> _YOUR INSTRUCTIONS_:
Which lines of the records contain the word "title"? Show each of them.

Excerpts from an interface dataset
========================================

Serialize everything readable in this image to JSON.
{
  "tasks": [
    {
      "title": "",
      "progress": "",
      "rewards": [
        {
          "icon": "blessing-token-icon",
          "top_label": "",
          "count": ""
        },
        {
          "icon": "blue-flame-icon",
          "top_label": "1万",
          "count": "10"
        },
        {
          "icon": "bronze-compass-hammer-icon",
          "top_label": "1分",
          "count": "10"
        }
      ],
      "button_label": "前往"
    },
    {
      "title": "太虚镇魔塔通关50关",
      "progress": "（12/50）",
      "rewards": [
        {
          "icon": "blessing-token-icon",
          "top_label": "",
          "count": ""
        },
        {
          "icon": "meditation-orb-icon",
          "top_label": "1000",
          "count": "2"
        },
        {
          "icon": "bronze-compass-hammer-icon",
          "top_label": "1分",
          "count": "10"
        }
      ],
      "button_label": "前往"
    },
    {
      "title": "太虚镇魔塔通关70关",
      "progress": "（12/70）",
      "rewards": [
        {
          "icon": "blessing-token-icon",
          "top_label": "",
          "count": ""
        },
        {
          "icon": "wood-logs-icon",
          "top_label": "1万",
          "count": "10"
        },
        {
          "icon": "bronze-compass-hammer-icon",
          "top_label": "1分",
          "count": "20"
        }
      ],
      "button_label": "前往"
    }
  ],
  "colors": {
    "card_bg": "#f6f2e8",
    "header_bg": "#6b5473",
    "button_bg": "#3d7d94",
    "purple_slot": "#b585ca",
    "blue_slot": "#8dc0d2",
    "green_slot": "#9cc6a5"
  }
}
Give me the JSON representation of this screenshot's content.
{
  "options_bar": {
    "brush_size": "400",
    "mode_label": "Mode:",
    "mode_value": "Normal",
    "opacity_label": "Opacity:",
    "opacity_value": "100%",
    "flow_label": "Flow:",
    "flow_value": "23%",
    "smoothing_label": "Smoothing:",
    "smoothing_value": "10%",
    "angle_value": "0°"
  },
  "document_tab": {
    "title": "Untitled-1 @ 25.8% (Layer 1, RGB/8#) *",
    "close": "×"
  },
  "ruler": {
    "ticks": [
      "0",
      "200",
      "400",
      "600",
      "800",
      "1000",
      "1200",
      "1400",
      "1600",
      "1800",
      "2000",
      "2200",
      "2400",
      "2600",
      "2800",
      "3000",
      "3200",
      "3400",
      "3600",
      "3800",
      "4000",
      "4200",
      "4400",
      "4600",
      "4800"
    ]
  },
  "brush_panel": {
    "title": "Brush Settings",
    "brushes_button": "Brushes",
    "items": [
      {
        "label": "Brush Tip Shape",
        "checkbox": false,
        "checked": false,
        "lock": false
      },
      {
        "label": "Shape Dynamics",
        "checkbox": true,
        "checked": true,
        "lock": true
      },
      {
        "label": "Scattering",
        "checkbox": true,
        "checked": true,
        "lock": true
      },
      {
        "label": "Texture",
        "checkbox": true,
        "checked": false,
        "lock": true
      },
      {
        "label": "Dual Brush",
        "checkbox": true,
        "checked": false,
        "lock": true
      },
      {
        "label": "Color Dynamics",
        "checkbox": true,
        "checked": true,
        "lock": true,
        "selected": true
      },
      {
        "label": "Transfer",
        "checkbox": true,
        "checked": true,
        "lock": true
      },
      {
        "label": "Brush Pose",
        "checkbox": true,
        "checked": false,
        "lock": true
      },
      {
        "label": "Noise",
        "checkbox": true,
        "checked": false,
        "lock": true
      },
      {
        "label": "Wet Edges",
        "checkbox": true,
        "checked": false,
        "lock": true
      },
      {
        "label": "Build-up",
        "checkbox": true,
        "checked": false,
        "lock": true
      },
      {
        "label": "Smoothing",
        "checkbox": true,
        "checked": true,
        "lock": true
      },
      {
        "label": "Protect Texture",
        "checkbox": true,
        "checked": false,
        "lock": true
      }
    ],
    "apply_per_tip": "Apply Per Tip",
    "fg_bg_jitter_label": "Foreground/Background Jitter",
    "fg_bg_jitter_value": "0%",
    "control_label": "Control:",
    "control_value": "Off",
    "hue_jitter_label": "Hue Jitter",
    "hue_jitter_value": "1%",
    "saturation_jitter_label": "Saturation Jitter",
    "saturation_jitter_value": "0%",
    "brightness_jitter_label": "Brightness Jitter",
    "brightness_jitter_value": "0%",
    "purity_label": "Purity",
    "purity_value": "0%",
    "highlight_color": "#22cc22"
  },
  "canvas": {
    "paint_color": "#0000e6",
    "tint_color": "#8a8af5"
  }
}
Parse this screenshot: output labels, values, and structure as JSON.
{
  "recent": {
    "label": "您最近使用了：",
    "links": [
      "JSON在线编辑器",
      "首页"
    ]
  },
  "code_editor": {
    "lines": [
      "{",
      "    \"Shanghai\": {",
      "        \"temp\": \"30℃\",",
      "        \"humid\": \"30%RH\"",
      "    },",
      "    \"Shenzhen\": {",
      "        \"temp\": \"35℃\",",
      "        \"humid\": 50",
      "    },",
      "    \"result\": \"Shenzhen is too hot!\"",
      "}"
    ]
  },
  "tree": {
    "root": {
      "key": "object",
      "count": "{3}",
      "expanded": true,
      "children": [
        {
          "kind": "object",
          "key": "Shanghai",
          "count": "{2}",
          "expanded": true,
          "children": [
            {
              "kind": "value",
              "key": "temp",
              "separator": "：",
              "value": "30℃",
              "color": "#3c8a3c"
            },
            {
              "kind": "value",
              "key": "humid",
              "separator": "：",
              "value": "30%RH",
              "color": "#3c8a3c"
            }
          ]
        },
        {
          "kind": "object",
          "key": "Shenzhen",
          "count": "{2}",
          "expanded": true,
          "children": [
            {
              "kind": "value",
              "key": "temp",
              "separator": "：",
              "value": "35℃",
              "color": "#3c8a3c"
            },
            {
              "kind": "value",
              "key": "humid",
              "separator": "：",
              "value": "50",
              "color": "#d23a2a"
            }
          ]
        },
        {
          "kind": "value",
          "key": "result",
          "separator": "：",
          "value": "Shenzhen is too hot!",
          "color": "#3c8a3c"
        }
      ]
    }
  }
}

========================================

> _SOLUTION TO THE PROBLEM_:
      "title": "",
      "title": "太虚镇魔塔通关50关",
      "title": "太虚镇魔塔通关70关",
    "title": "Untitled-1 @ 25.8% (Layer 1, RGB/8#) *",
    "title": "Brush Settings",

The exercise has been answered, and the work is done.